We had intended to walk up to Blue Lake the next day – but poor weather, and sore legs made it wiser to just continue on down to Sabine Hut instead. That was a lovely walk, beside the pristine river – with just a few erosion/avalanche paths to navigate around. The Sabine Hut is on the lakefront of Lake Rotoroa, and it was lovely to sit in the hut and watch the sun sink over the mountains (sandflies made outside unpleasant). Stunning, stunning place. Added bonus, there was only 12 of us in the hut – so lots of space to stretch out and enjoy the experience.
Pete and I were the only ones to walk out the next day – the others had arranged a water taxi/shuttle from Sabine Hut. Cunning plan – but we really did want to complete the circuit – so waved the Howick Tramping Club goodbye. It was another 500m climb to Speargrass Hut – but it was so well done, that after we had climbed above the Lake, it really was a pleasant walk. There was a stunning look-out at one point – this part of the country seems to have endless mountains, rolling out to the distance. We made it to the hut about 3pm – and had it to ourselves!!! What a luxury! There are mountains behind you, and a grassy flat in front. And it is peaceful – just the wind through the grass to provide a soundtrack.

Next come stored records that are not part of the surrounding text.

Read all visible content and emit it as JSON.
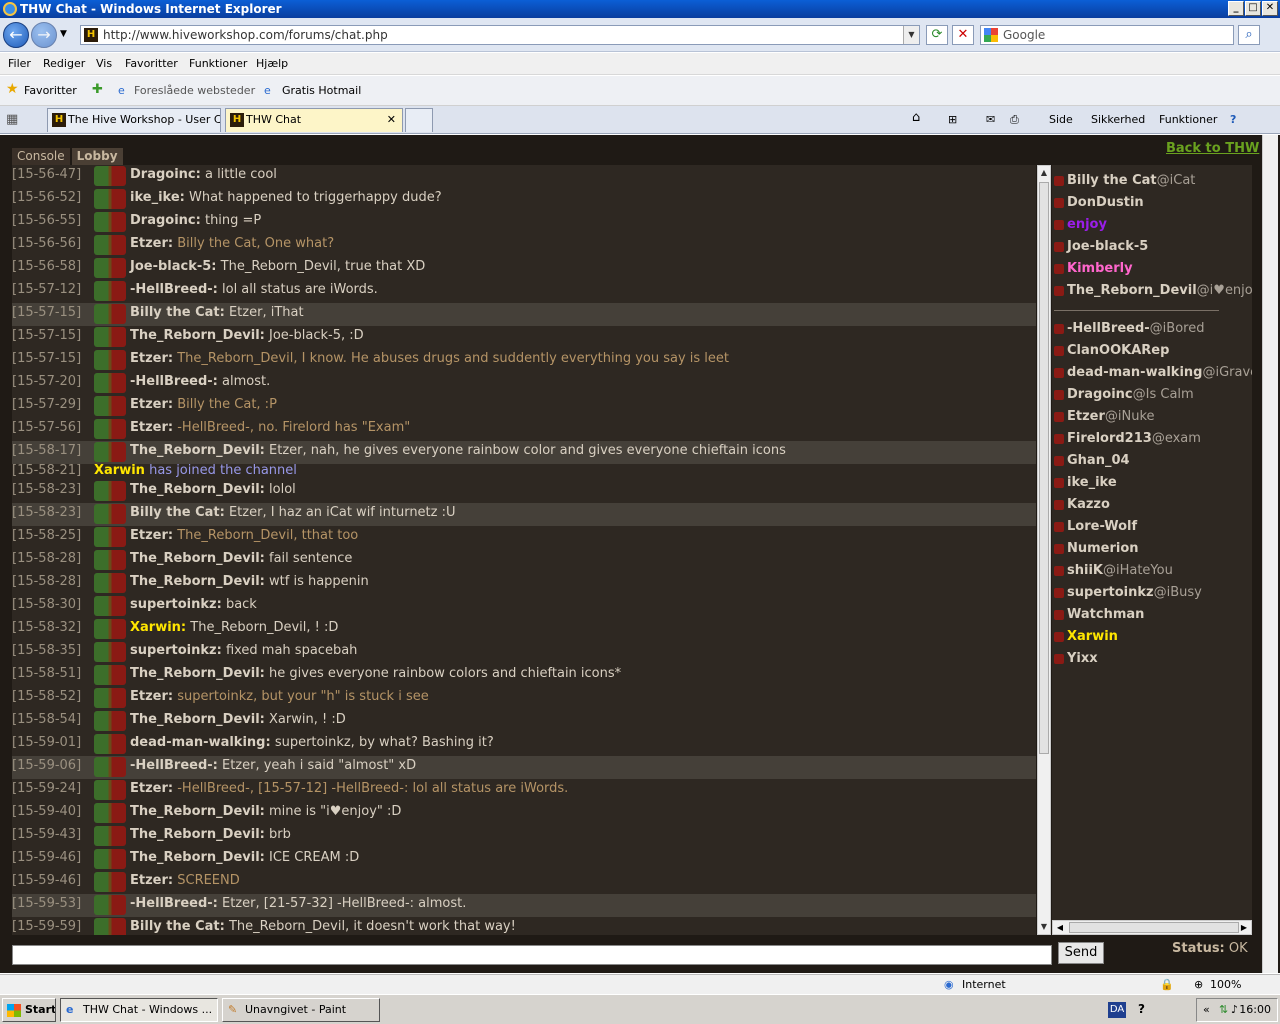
{
  "window": {
    "title": "THW Chat - Windows Internet Explorer",
    "min": "_",
    "max": "□",
    "close": "✕"
  },
  "browser": {
    "url": "http://www.hiveworkshop.com/forums/chat.php",
    "search_placeholder": "Google",
    "menu": [
      "Filer",
      "Rediger",
      "Vis",
      "Favoritter",
      "Funktioner",
      "Hjælp"
    ],
    "favbar": {
      "favorites": "Favoritter",
      "suggested": "Foreslåede websteder",
      "hotmail": "Gratis Hotmail"
    },
    "tabs": [
      {
        "label": "The Hive Workshop - User C..."
      },
      {
        "label": "THW Chat"
      }
    ],
    "tools": {
      "side": "Side",
      "security": "Sikkerhed",
      "functions": "Funktioner"
    },
    "status": {
      "zone": "Internet",
      "zoom": "100%"
    }
  },
  "chat": {
    "tabs": [
      "Console",
      "Lobby"
    ],
    "back_link": "Back to THW",
    "send_label": "Send",
    "status_label": "Status:",
    "status_value": "OK",
    "messages": [
      {
        "t": "[15-56-47]",
        "n": "Dragoinc:",
        "m": "a little cool",
        "c": ""
      },
      {
        "t": "[15-56-52]",
        "n": "ike_ike:",
        "m": "What happened to triggerhappy dude?",
        "c": ""
      },
      {
        "t": "[15-56-55]",
        "n": "Dragoinc:",
        "m": "thing =P",
        "c": ""
      },
      {
        "t": "[15-56-56]",
        "n": "Etzer:",
        "m": "Billy the Cat, One what?",
        "c": "etz"
      },
      {
        "t": "[15-56-58]",
        "n": "Joe-black-5:",
        "m": "The_Reborn_Devil, true that XD",
        "c": ""
      },
      {
        "t": "[15-57-12]",
        "n": "-HellBreed-:",
        "m": "lol all status are iWords.",
        "c": ""
      },
      {
        "t": "[15-57-15]",
        "n": "Billy the Cat:",
        "m": "Etzer, iThat",
        "c": "",
        "hl": true
      },
      {
        "t": "[15-57-15]",
        "n": "The_Reborn_Devil:",
        "m": "Joe-black-5, :D",
        "c": ""
      },
      {
        "t": "[15-57-15]",
        "n": "Etzer:",
        "m": "The_Reborn_Devil, I know. He abuses drugs and suddently everything you say is leet",
        "c": "etz"
      },
      {
        "t": "[15-57-20]",
        "n": "-HellBreed-:",
        "m": "almost.",
        "c": ""
      },
      {
        "t": "[15-57-29]",
        "n": "Etzer:",
        "m": "Billy the Cat, :P",
        "c": "etz"
      },
      {
        "t": "[15-57-56]",
        "n": "Etzer:",
        "m": "-HellBreed-, no. Firelord has \"Exam\"",
        "c": "etz"
      },
      {
        "t": "[15-58-17]",
        "n": "The_Reborn_Devil:",
        "m": "Etzer, nah, he gives everyone rainbow color and gives everyone chieftain icons",
        "c": "",
        "hl": true
      },
      {
        "t": "[15-58-21]",
        "n": "Xarwin",
        "m": "has joined the channel",
        "c": "sysm",
        "sys": true,
        "y": true
      },
      {
        "t": "[15-58-23]",
        "n": "The_Reborn_Devil:",
        "m": "lolol",
        "c": ""
      },
      {
        "t": "[15-58-23]",
        "n": "Billy the Cat:",
        "m": "Etzer, I haz an iCat wif inturnetz :U",
        "c": "",
        "hl": true
      },
      {
        "t": "[15-58-25]",
        "n": "Etzer:",
        "m": "The_Reborn_Devil, tthat too",
        "c": "etz"
      },
      {
        "t": "[15-58-28]",
        "n": "The_Reborn_Devil:",
        "m": "fail sentence",
        "c": ""
      },
      {
        "t": "[15-58-28]",
        "n": "The_Reborn_Devil:",
        "m": "wtf is happenin",
        "c": ""
      },
      {
        "t": "[15-58-30]",
        "n": "supertoinkz:",
        "m": "back",
        "c": ""
      },
      {
        "t": "[15-58-32]",
        "n": "Xarwin:",
        "m": "The_Reborn_Devil, ! :D",
        "c": "",
        "y": true
      },
      {
        "t": "[15-58-35]",
        "n": "supertoinkz:",
        "m": "fixed mah spacebah",
        "c": ""
      },
      {
        "t": "[15-58-51]",
        "n": "The_Reborn_Devil:",
        "m": "he gives everyone rainbow colors and chieftain icons*",
        "c": ""
      },
      {
        "t": "[15-58-52]",
        "n": "Etzer:",
        "m": "supertoinkz, but your \"h\" is stuck i see",
        "c": "etz"
      },
      {
        "t": "[15-58-54]",
        "n": "The_Reborn_Devil:",
        "m": "Xarwin, ! :D",
        "c": ""
      },
      {
        "t": "[15-59-01]",
        "n": "dead-man-walking:",
        "m": "supertoinkz, by what? Bashing it?",
        "c": ""
      },
      {
        "t": "[15-59-06]",
        "n": "-HellBreed-:",
        "m": "Etzer, yeah i said \"almost\" xD",
        "c": "",
        "hl": true
      },
      {
        "t": "[15-59-24]",
        "n": "Etzer:",
        "m": "-HellBreed-, [15-57-12]  -HellBreed-: lol all status are iWords.",
        "c": "etz"
      },
      {
        "t": "[15-59-40]",
        "n": "The_Reborn_Devil:",
        "m": "mine is \"i♥enjoy\" :D",
        "c": ""
      },
      {
        "t": "[15-59-43]",
        "n": "The_Reborn_Devil:",
        "m": "brb",
        "c": ""
      },
      {
        "t": "[15-59-46]",
        "n": "The_Reborn_Devil:",
        "m": "ICE CREAM :D",
        "c": ""
      },
      {
        "t": "[15-59-46]",
        "n": "Etzer:",
        "m": "SCREEND",
        "c": "etz"
      },
      {
        "t": "[15-59-53]",
        "n": "-HellBreed-:",
        "m": "Etzer, [21-57-32]  -HellBreed-: almost.",
        "c": "",
        "hl": true
      },
      {
        "t": "[15-59-59]",
        "n": "Billy the Cat:",
        "m": "The_Reborn_Devil, it doesn't work that way!",
        "c": ""
      }
    ],
    "users_top": [
      {
        "name": "Billy the Cat",
        "status": "@iCat",
        "color": "#d9d0c2"
      },
      {
        "name": "DonDustin",
        "status": "",
        "color": "#d9d0c2"
      },
      {
        "name": "enjoy",
        "status": "",
        "color": "#9a1ee8"
      },
      {
        "name": "Joe-black-5",
        "status": "",
        "color": "#d9d0c2"
      },
      {
        "name": "Kimberly",
        "status": "",
        "color": "#ff66cc"
      },
      {
        "name": "The_Reborn_Devil",
        "status": "@i♥enjoy",
        "color": "#d9d0c2"
      }
    ],
    "users_bottom": [
      {
        "name": "-HellBreed-",
        "status": "@iBored",
        "color": "#d9d0c2"
      },
      {
        "name": "ClanOOKARep",
        "status": "",
        "color": "#d9d0c2"
      },
      {
        "name": "dead-man-walking",
        "status": "@iGrave",
        "color": "#d9d0c2"
      },
      {
        "name": "Dragoinc",
        "status": "@Is Calm",
        "color": "#d9d0c2"
      },
      {
        "name": "Etzer",
        "status": "@iNuke",
        "color": "#d9d0c2"
      },
      {
        "name": "Firelord213",
        "status": "@exam",
        "color": "#d9d0c2"
      },
      {
        "name": "Ghan_04",
        "status": "",
        "color": "#d9d0c2"
      },
      {
        "name": "ike_ike",
        "status": "",
        "color": "#d9d0c2"
      },
      {
        "name": "Kazzo",
        "status": "",
        "color": "#d9d0c2"
      },
      {
        "name": "Lore-Wolf",
        "status": "",
        "color": "#d9d0c2"
      },
      {
        "name": "Numerion",
        "status": "",
        "color": "#d9d0c2"
      },
      {
        "name": "shiiK",
        "status": "@iHateYou",
        "color": "#d9d0c2"
      },
      {
        "name": "supertoinkz",
        "status": "@iBusy",
        "color": "#d9d0c2"
      },
      {
        "name": "Watchman",
        "status": "",
        "color": "#d9d0c2"
      },
      {
        "name": "Xarwin",
        "status": "",
        "color": "#ffe600"
      },
      {
        "name": "Yixx",
        "status": "",
        "color": "#d9d0c2"
      }
    ]
  },
  "taskbar": {
    "start": "Start",
    "items": [
      "THW Chat - Windows ...",
      "Unavngivet - Paint"
    ],
    "lang": "DA",
    "clock": "16:00"
  }
}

The last day is always tough – you start picturing a hamburger and a pint, but you still have to get to the end. Maybe it is perception, but the path and forest wasn’t as nice as the previous two days either. Still – we made it! Out to Mt Roberts carpark, then another 1.5hrs down the road (trying and failing to hitch) to the welcoming Alpine Lodge at St Arnaud. It was an amazing hike – terrific and terrifying, challenging and rewarding. Stunning alpine scenery, crystal clear (and cold) rivers and beautiful beech forests.